Check each line of the entries below for the word "username", and copy the lines that have it.

___ Record excerpts ___

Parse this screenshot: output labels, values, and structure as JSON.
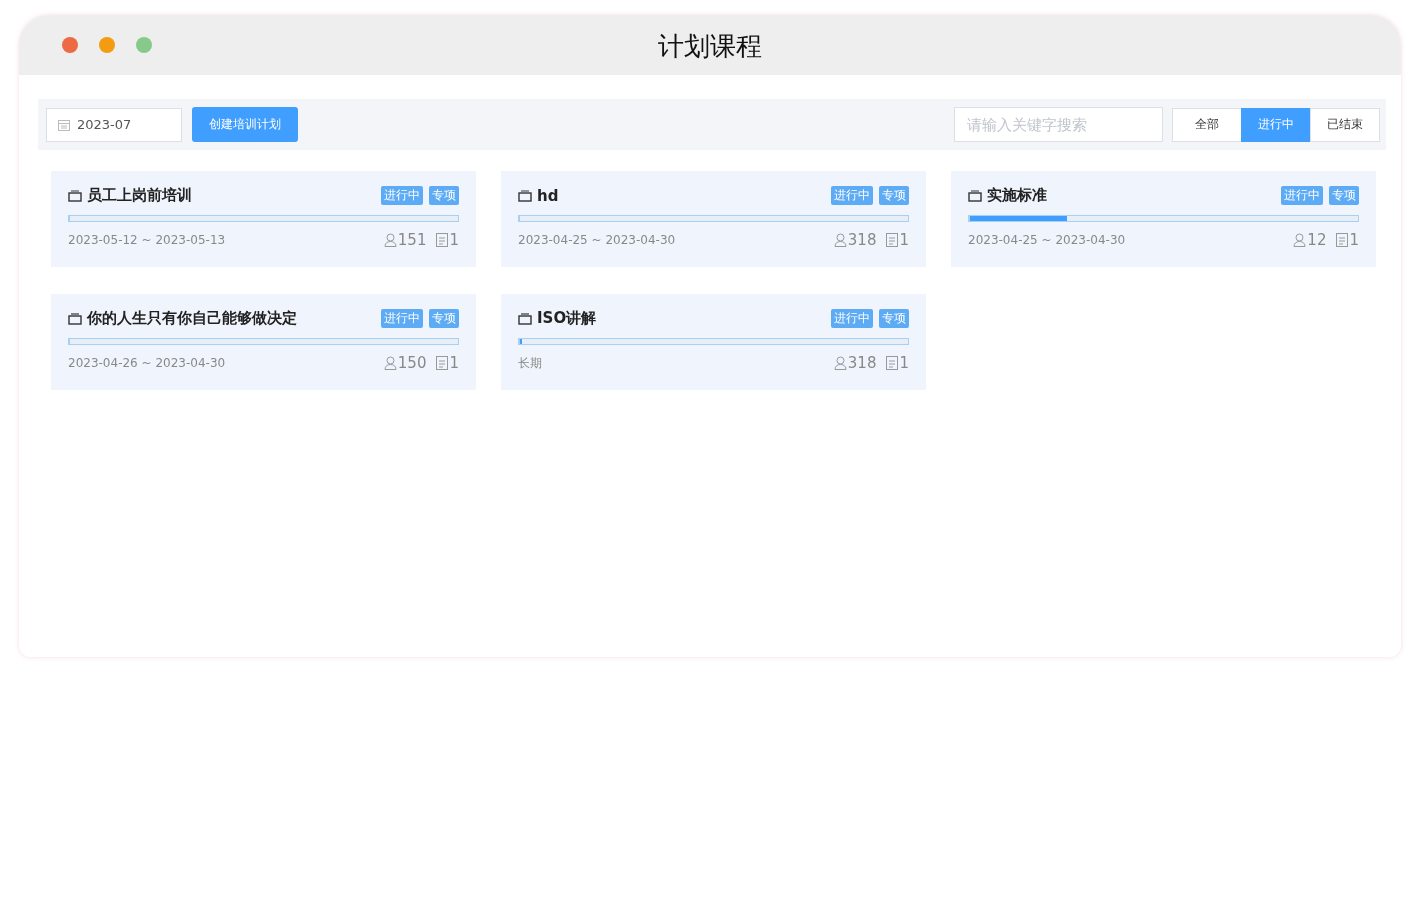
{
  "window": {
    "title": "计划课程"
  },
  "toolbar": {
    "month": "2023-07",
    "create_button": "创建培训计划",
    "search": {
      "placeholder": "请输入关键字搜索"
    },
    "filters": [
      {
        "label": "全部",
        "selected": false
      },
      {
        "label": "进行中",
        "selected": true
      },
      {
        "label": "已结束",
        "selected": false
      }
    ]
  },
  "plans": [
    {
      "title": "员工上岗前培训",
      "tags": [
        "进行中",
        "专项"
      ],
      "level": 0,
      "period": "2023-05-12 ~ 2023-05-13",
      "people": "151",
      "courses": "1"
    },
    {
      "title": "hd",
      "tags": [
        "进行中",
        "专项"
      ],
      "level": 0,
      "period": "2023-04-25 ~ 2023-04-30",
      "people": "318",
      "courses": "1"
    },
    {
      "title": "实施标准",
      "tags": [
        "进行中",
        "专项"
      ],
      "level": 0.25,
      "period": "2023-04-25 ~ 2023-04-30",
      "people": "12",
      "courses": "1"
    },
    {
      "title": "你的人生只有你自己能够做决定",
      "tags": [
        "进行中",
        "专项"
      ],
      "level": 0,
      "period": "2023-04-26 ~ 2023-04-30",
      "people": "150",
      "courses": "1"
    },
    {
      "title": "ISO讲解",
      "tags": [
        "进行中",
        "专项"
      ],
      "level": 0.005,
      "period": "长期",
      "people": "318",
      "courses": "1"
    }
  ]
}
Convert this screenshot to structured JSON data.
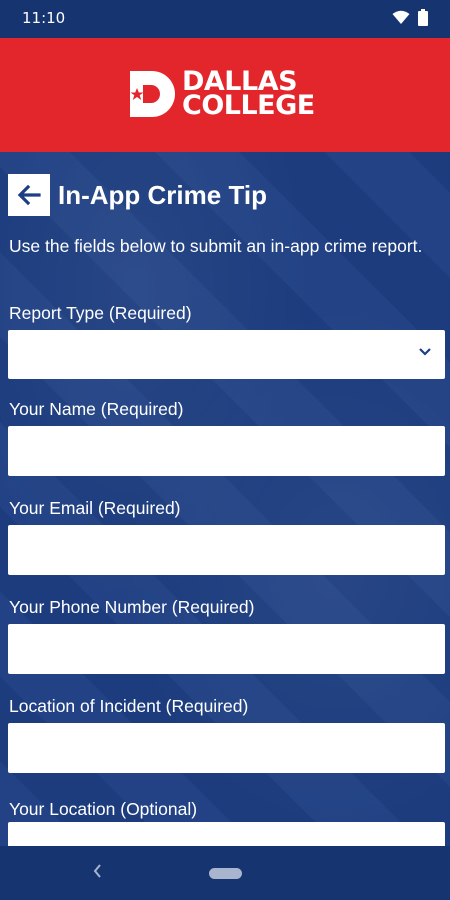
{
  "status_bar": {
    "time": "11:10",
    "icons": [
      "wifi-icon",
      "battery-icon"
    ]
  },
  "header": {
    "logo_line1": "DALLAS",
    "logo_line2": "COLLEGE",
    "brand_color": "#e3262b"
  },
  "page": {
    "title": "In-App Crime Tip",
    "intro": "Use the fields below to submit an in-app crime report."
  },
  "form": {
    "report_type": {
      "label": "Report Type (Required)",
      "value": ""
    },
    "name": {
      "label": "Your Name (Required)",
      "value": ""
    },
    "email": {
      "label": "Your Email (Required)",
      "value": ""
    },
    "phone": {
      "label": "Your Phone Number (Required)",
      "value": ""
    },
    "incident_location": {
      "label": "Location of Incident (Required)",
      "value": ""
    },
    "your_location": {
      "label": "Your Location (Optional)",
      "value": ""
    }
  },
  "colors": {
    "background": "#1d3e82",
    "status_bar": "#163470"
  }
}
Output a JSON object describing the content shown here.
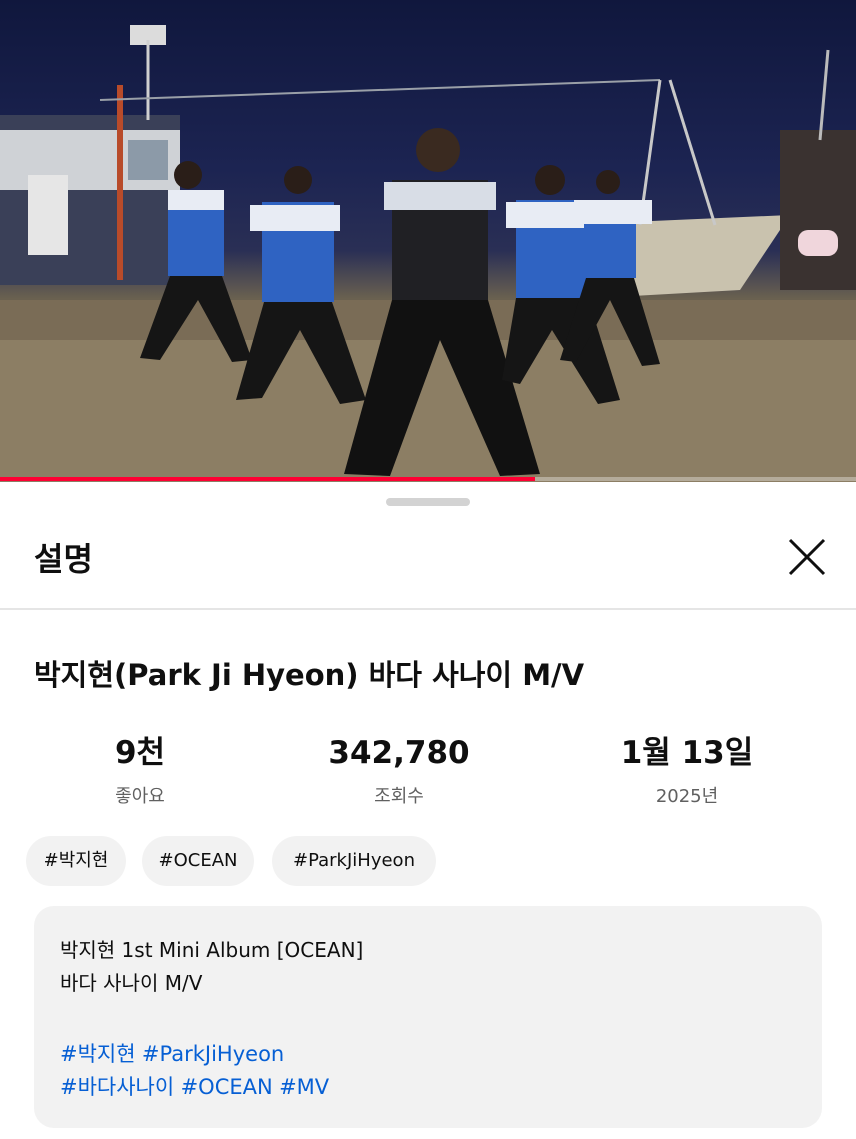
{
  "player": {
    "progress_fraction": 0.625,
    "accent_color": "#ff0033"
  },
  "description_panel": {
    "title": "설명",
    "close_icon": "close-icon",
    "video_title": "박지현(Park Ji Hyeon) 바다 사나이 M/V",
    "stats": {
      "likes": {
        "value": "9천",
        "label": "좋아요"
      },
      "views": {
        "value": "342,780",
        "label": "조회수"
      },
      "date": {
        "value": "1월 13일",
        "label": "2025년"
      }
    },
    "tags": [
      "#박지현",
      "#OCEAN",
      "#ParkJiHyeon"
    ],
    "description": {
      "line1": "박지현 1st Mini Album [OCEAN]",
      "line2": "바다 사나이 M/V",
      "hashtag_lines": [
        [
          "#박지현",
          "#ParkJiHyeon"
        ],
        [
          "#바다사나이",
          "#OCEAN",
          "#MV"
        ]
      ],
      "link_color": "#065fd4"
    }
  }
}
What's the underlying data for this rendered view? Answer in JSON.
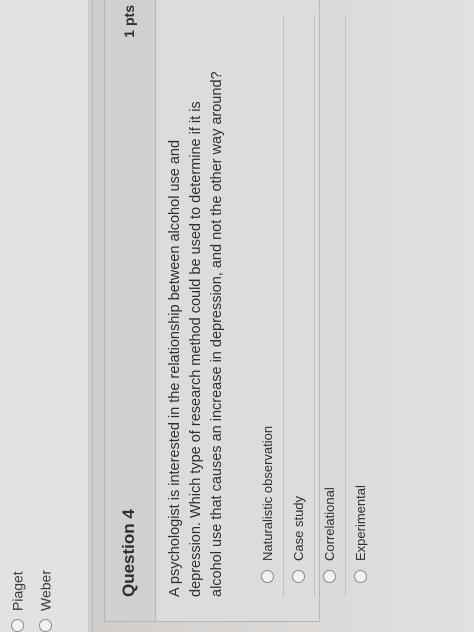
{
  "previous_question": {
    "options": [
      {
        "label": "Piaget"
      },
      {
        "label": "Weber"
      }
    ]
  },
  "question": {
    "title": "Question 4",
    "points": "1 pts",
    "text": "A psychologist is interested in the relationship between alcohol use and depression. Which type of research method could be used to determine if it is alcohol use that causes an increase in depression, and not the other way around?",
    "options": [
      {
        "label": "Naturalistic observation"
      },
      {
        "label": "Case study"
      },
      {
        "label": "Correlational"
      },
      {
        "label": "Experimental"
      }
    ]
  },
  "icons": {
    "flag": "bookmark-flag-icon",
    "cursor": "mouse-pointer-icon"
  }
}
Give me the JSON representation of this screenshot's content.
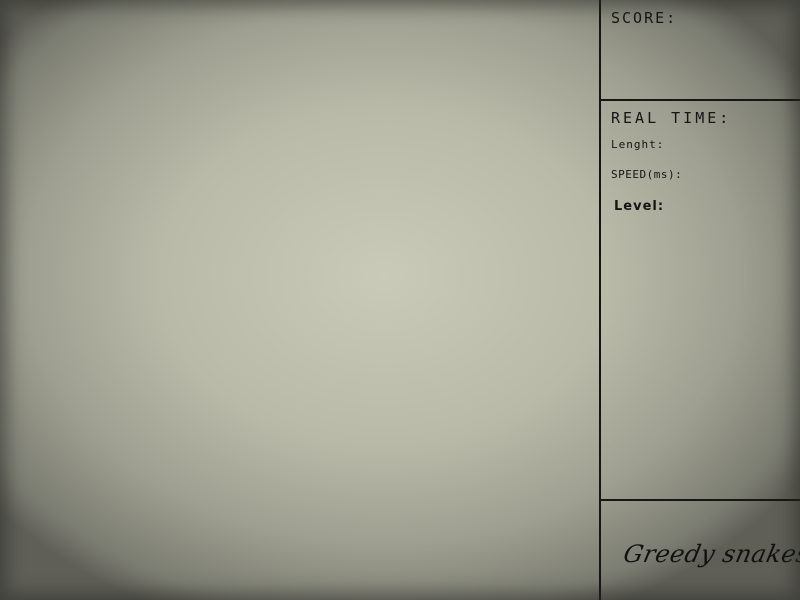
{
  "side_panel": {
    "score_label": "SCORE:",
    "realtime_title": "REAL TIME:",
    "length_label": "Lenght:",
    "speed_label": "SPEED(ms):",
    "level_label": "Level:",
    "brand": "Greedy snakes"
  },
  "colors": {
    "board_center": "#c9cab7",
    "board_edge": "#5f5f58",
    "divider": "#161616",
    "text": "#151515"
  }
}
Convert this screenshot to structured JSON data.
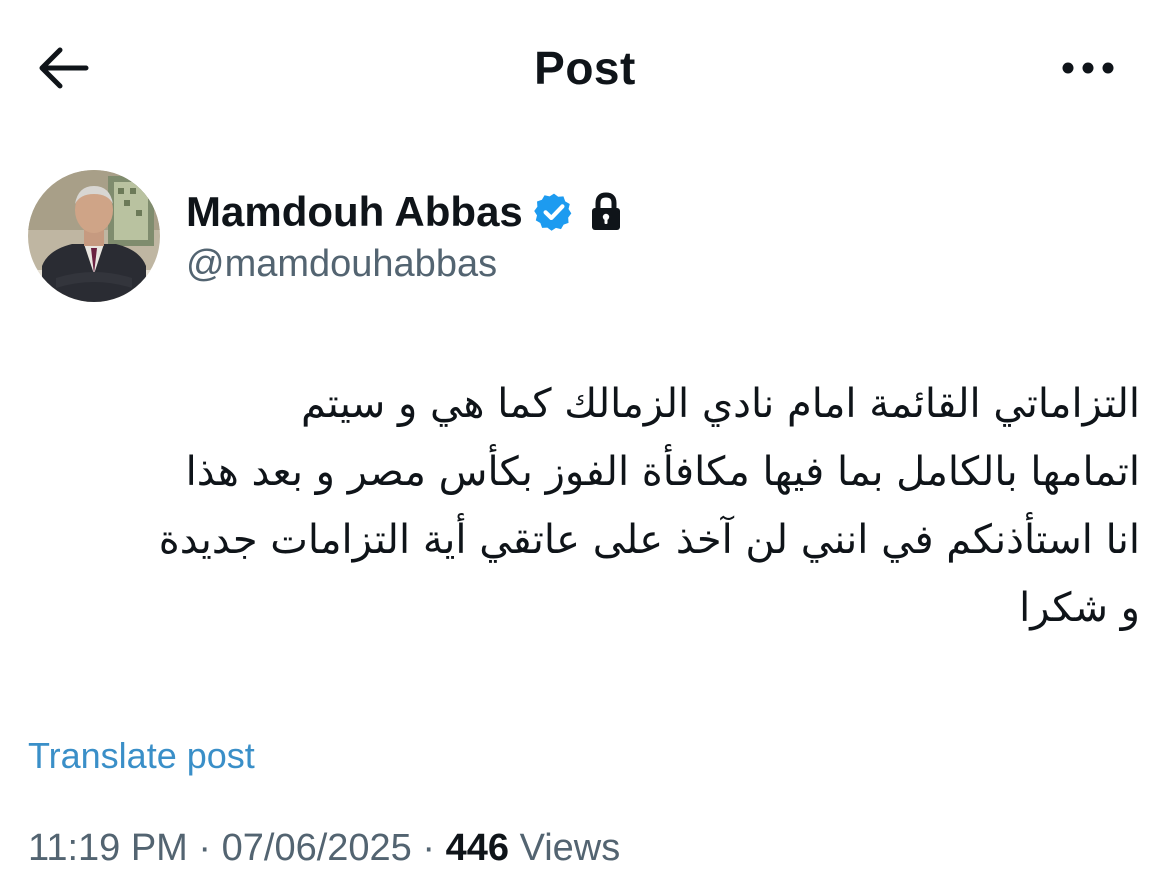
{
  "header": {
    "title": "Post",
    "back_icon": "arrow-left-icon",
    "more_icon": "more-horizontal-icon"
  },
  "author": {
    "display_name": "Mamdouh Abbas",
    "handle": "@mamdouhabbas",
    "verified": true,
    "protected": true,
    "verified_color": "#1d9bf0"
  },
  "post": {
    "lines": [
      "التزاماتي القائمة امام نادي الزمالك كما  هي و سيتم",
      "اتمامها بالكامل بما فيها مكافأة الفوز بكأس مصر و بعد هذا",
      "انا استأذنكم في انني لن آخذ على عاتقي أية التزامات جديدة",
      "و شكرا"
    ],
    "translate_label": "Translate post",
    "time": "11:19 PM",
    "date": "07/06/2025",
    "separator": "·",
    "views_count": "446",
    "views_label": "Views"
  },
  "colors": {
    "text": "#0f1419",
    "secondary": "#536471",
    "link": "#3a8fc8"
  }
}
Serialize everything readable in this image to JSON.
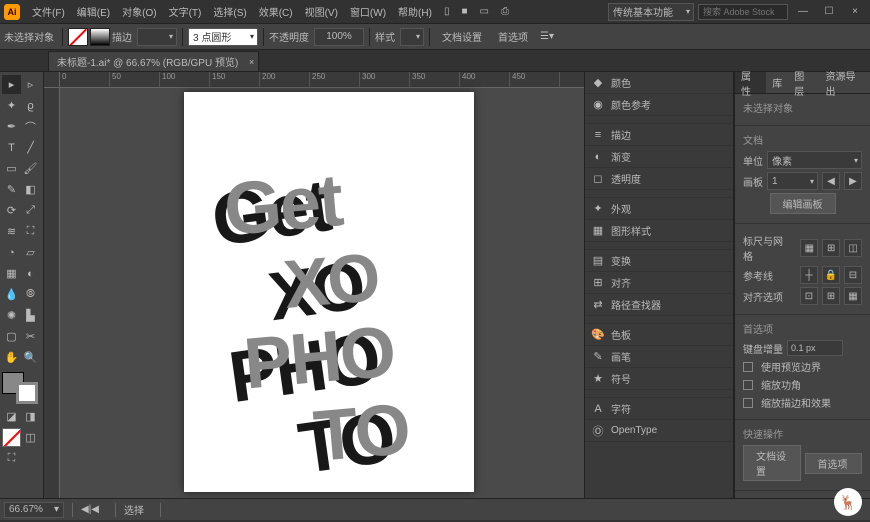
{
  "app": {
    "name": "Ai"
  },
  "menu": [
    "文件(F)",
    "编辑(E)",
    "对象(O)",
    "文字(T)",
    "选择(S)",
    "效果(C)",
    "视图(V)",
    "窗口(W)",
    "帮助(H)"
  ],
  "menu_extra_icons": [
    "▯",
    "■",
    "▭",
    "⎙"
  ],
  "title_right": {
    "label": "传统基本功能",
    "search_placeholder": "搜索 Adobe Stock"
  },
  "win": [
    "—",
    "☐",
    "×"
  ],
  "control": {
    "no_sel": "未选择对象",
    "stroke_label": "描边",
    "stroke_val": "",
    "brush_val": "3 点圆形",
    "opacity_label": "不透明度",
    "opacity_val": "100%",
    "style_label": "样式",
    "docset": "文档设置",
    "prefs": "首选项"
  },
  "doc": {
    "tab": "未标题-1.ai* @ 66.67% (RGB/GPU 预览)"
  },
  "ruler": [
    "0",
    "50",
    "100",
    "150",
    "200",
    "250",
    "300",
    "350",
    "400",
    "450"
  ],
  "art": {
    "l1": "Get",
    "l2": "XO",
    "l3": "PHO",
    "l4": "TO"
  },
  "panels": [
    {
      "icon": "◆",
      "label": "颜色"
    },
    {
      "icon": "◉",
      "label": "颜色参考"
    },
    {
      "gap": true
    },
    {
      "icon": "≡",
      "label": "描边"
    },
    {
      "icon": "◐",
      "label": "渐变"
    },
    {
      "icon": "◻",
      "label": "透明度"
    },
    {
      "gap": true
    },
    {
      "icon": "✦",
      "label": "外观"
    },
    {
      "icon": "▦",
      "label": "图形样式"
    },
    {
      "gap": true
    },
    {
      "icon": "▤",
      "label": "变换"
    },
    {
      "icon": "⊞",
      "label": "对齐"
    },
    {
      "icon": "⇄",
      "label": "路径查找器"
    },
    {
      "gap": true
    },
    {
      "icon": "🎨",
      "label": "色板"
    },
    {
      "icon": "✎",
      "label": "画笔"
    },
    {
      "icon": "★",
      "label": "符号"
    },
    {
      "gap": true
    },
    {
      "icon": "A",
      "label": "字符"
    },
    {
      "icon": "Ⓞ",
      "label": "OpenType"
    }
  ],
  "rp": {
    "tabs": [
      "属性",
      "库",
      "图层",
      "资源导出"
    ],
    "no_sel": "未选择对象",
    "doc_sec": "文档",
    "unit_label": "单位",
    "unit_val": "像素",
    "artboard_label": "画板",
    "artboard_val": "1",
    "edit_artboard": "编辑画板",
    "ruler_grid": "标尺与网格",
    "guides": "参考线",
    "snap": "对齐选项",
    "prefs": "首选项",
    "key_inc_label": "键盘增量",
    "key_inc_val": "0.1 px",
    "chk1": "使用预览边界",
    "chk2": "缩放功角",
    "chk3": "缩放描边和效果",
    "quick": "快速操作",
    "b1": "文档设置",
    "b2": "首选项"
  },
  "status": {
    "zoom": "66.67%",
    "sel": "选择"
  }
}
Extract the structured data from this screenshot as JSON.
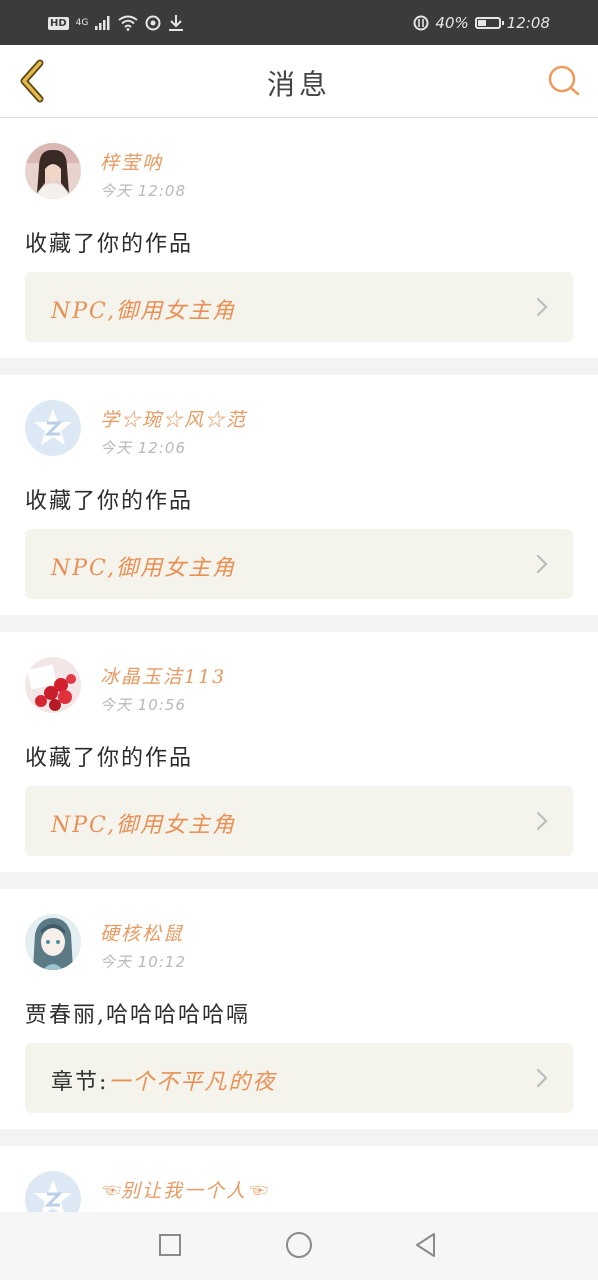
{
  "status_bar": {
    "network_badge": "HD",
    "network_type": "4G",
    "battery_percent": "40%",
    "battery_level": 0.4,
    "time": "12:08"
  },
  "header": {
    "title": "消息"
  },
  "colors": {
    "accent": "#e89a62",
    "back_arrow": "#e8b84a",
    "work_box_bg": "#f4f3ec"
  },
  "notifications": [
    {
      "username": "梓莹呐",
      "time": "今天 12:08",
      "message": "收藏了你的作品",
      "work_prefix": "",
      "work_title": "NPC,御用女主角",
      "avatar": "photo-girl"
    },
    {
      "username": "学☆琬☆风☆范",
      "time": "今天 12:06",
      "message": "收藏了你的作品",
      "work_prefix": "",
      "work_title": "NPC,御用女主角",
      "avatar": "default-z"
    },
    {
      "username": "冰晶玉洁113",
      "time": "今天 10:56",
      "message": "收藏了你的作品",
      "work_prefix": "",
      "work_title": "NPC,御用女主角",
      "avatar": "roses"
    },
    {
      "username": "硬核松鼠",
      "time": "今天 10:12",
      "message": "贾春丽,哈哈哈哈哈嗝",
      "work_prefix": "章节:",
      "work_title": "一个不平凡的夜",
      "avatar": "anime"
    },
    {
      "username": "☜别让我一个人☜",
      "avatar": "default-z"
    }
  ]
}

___

▸ **Solution for this problem**
      "username": "梓莹呐",
      "username": "学☆琬☆风☆范",
      "username": "冰晶玉洁113",
      "username": "硬核松鼠",
      "username": "☜别让我一个人☜",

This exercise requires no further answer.